...on the one hand, the press photograph is an object that has been worked on, chosen, composed, constructed, treated according to professional, aesthetic or ideological norms which are so many factors of connotation; while on the other, this same photograph is not only perceived, received, it is read, connected more or less consciously by the public that consumes it to a traditional stock of signs....The photographic paradox can then be seen as the co-existence of two messages, the one without a code (the photographic analogue), the other with a code (the 'art', or treatment, or the 'writing', or the rhetoric, of the photograph. (19)
5. For more on the "historical situatedness" of the image, see W. J. T. Mitchell's Picture Theory: Essays on Visual and Verbal Representation (48 and passim).
6. A clear example of Barthesian myth is the iconography of the swastika—although the swastika has a long history and is associated with many groups and cultures, it now seems naturally and irrevocably linked to Nazism, as if its very presence naturally suggested Nazism to the mind, when this connection is, in fact, entirely historical. The actual sign, swastika, is effaced by the overlaid concept, Nazism. My thanks to Beth Kaminow for this lucid example.
7. Hereafter to be designated within the text as "Author."

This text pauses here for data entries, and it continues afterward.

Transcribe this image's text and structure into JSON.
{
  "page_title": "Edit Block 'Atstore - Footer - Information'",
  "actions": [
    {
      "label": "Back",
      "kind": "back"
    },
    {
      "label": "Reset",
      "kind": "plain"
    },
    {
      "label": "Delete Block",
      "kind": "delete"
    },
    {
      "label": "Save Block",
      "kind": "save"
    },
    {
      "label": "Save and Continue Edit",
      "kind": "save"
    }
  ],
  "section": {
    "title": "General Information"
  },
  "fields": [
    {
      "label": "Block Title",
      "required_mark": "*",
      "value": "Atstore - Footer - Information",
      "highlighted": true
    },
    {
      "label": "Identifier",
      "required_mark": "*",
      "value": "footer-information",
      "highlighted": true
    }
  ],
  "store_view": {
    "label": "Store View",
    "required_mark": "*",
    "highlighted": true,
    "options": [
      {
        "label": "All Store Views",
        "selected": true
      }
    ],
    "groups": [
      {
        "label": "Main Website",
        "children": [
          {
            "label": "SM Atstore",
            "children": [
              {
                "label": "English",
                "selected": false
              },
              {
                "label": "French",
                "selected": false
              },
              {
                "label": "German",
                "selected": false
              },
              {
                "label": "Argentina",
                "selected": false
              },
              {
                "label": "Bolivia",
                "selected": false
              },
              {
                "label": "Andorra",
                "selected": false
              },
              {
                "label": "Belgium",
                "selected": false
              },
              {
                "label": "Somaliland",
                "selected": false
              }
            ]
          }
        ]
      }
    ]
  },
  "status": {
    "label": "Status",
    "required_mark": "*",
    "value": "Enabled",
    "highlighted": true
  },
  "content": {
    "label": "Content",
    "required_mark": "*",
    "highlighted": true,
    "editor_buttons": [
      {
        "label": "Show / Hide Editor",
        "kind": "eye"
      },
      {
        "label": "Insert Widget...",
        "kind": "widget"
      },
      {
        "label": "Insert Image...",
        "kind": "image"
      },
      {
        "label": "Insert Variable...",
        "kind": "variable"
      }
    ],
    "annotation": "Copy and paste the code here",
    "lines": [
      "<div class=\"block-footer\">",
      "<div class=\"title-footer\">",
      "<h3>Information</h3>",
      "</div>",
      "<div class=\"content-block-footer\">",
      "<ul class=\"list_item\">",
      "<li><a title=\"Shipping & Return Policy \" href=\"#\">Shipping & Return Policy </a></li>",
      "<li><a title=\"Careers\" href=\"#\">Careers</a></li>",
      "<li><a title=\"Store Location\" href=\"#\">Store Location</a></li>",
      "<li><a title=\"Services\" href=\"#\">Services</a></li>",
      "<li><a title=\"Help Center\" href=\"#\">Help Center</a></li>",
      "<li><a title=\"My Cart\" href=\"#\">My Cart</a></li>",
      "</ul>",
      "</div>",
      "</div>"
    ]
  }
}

8. According to Foucault, prior to a certain point in history (sometime in the seventeenth or eighteenth century), scientific discourses were only accepted as "true" when marked with the name of an author, while "literary" texts were accepted in their anonymity, with their "ancientness" serving as the mark of their legitimacy ("Author" 109). This relationship has been reversed, of course, in contemporary society, in which scientific discourses are received for themselves, "in the anonymity of an established or always redemonstrable truth" ("Author" 109), while literary discourses are accepted only when endowed with an author function.
9. Butler here sums up what she takes Foucault's intent to be. She then goes on to problematize Foucault's realization of this intention by exploring how the mechanism of "cultural inscription" necessitates the notion of a pregiven site available for inscription. I find her analysis convincing.
10. The connotations of the bald head in contemporary American culture are complex, but tend to reflect either a hyper-masculinity, e.g. sports stars, Kojak, Mr. Clean, or a "deviant" or "questionable/perverse" sexuality, e.g. The Adam's Family's Uncle Fester and the prominence of the shaved head as one stereotype of S/M homosexual subculture.
11. The cover, taken as a whole, constitutes what W. J. T. Mitchell would refer to as an "imagetext," a composite of image and text. In fundamental agreement with Barthes, Mitchell observes the ways in which the "image-text relation," the relation between the visual and the verbal is not ahistorical or "natural," but the product of learned visual and verbal "literacies" embedded in "specific discourses, disciplines, and regimes of knowledge." See Picture Theory 48, 89 n. 9 and passim.